WORK ORDER: Set down the full data below exactly as given, please.

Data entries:
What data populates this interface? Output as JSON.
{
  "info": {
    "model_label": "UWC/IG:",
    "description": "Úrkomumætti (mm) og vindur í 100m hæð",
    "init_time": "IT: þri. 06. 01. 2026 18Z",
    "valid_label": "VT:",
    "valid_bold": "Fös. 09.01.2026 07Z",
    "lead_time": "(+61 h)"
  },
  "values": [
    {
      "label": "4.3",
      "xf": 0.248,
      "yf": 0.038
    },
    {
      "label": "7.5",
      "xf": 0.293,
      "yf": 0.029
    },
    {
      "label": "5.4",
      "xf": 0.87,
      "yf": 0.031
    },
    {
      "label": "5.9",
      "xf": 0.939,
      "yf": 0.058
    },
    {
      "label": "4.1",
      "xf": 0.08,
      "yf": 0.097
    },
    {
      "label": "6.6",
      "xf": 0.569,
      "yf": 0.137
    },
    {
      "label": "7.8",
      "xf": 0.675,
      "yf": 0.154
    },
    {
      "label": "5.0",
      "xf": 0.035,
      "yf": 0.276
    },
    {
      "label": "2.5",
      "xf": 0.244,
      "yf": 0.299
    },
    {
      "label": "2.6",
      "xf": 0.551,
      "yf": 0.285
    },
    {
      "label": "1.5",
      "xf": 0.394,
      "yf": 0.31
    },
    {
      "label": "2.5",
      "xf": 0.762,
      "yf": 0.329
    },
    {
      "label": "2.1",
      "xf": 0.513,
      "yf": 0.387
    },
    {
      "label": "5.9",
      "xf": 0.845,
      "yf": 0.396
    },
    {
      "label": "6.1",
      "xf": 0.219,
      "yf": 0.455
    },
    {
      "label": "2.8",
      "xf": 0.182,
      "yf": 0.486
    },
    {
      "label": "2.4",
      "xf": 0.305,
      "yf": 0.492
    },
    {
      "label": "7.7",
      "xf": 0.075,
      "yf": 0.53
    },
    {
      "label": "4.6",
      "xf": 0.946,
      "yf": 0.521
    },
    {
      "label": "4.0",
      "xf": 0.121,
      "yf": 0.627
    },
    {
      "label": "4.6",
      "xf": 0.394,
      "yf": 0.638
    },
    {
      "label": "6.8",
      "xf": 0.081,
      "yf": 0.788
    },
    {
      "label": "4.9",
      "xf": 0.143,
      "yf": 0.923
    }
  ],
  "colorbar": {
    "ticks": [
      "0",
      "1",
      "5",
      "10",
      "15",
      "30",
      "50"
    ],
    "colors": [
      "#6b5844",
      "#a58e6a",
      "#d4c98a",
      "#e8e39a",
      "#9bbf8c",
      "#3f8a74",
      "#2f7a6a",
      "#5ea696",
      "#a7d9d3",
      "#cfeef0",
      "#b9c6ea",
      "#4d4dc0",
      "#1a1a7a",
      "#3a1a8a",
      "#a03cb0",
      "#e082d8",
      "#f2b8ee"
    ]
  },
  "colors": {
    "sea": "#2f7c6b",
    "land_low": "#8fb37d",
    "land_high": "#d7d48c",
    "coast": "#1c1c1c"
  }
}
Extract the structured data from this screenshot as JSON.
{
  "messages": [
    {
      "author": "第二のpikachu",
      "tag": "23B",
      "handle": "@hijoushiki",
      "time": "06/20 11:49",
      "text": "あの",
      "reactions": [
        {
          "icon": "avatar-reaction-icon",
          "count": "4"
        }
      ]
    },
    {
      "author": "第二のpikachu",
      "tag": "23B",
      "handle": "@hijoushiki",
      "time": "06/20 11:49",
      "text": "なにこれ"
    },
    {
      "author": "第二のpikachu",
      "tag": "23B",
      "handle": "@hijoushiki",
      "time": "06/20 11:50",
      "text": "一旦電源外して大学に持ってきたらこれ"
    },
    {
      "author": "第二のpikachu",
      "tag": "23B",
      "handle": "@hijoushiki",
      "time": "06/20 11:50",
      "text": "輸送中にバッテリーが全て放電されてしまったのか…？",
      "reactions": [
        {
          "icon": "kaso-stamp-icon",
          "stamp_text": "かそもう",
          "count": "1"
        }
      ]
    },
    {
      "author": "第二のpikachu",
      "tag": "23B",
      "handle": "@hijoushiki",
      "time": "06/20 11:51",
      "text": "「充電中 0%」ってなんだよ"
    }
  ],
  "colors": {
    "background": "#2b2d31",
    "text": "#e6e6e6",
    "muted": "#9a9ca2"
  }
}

ANSWER:
What data populates this interface? Output as JSON.
{
  "info": {
    "model_label": "UWC/IG:",
    "description": "Úrkomumætti (mm) og vindur í 100m hæð",
    "init_time": "IT: þri. 06. 01. 2026 18Z",
    "valid_label": "VT:",
    "valid_bold": "Fös. 09.01.2026 07Z",
    "lead_time": "(+61 h)"
  },
  "values": [
    {
      "label": "4.3",
      "xf": 0.248,
      "yf": 0.038
    },
    {
      "label": "7.5",
      "xf": 0.293,
      "yf": 0.029
    },
    {
      "label": "5.4",
      "xf": 0.87,
      "yf": 0.031
    },
    {
      "label": "5.9",
      "xf": 0.939,
      "yf": 0.058
    },
    {
      "label": "4.1",
      "xf": 0.08,
      "yf": 0.097
    },
    {
      "label": "6.6",
      "xf": 0.569,
      "yf": 0.137
    },
    {
      "label": "7.8",
      "xf": 0.675,
      "yf": 0.154
    },
    {
      "label": "5.0",
      "xf": 0.035,
      "yf": 0.276
    },
    {
      "label": "2.5",
      "xf": 0.244,
      "yf": 0.299
    },
    {
      "label": "2.6",
      "xf": 0.551,
      "yf": 0.285
    },
    {
      "label": "1.5",
      "xf": 0.394,
      "yf": 0.31
    },
    {
      "label": "2.5",
      "xf": 0.762,
      "yf": 0.329
    },
    {
      "label": "2.1",
      "xf": 0.513,
      "yf": 0.387
    },
    {
      "label": "5.9",
      "xf": 0.845,
      "yf": 0.396
    },
    {
      "label": "6.1",
      "xf": 0.219,
      "yf": 0.455
    },
    {
      "label": "2.8",
      "xf": 0.182,
      "yf": 0.486
    },
    {
      "label": "2.4",
      "xf": 0.305,
      "yf": 0.492
    },
    {
      "label": "7.7",
      "xf": 0.075,
      "yf": 0.53
    },
    {
      "label": "4.6",
      "xf": 0.946,
      "yf": 0.521
    },
    {
      "label": "4.0",
      "xf": 0.121,
      "yf": 0.627
    },
    {
      "label": "4.6",
      "xf": 0.394,
      "yf": 0.638
    },
    {
      "label": "6.8",
      "xf": 0.081,
      "yf": 0.788
    },
    {
      "label": "4.9",
      "xf": 0.143,
      "yf": 0.923
    }
  ],
  "colorbar": {
    "ticks": [
      "0",
      "1",
      "5",
      "10",
      "15",
      "30",
      "50"
    ],
    "colors": [
      "#6b5844",
      "#a58e6a",
      "#d4c98a",
      "#e8e39a",
      "#9bbf8c",
      "#3f8a74",
      "#2f7a6a",
      "#5ea696",
      "#a7d9d3",
      "#cfeef0",
      "#b9c6ea",
      "#4d4dc0",
      "#1a1a7a",
      "#3a1a8a",
      "#a03cb0",
      "#e082d8",
      "#f2b8ee"
    ]
  },
  "colors": {
    "sea": "#2f7c6b",
    "land_low": "#8fb37d",
    "land_high": "#d7d48c",
    "coast": "#1c1c1c"
  }
}
Extract the structured data from this screenshot as JSON.
{
  "messages": [
    {
      "author": "第二のpikachu",
      "tag": "23B",
      "handle": "@hijoushiki",
      "time": "06/20 11:49",
      "text": "あの",
      "reactions": [
        {
          "icon": "avatar-reaction-icon",
          "count": "4"
        }
      ]
    },
    {
      "author": "第二のpikachu",
      "tag": "23B",
      "handle": "@hijoushiki",
      "time": "06/20 11:49",
      "text": "なにこれ"
    },
    {
      "author": "第二のpikachu",
      "tag": "23B",
      "handle": "@hijoushiki",
      "time": "06/20 11:50",
      "text": "一旦電源外して大学に持ってきたらこれ"
    },
    {
      "author": "第二のpikachu",
      "tag": "23B",
      "handle": "@hijoushiki",
      "time": "06/20 11:50",
      "text": "輸送中にバッテリーが全て放電されてしまったのか…？",
      "reactions": [
        {
          "icon": "kaso-stamp-icon",
          "stamp_text": "かそもう",
          "count": "1"
        }
      ]
    },
    {
      "author": "第二のpikachu",
      "tag": "23B",
      "handle": "@hijoushiki",
      "time": "06/20 11:51",
      "text": "「充電中 0%」ってなんだよ"
    }
  ],
  "colors": {
    "background": "#2b2d31",
    "text": "#e6e6e6",
    "muted": "#9a9ca2"
  }
}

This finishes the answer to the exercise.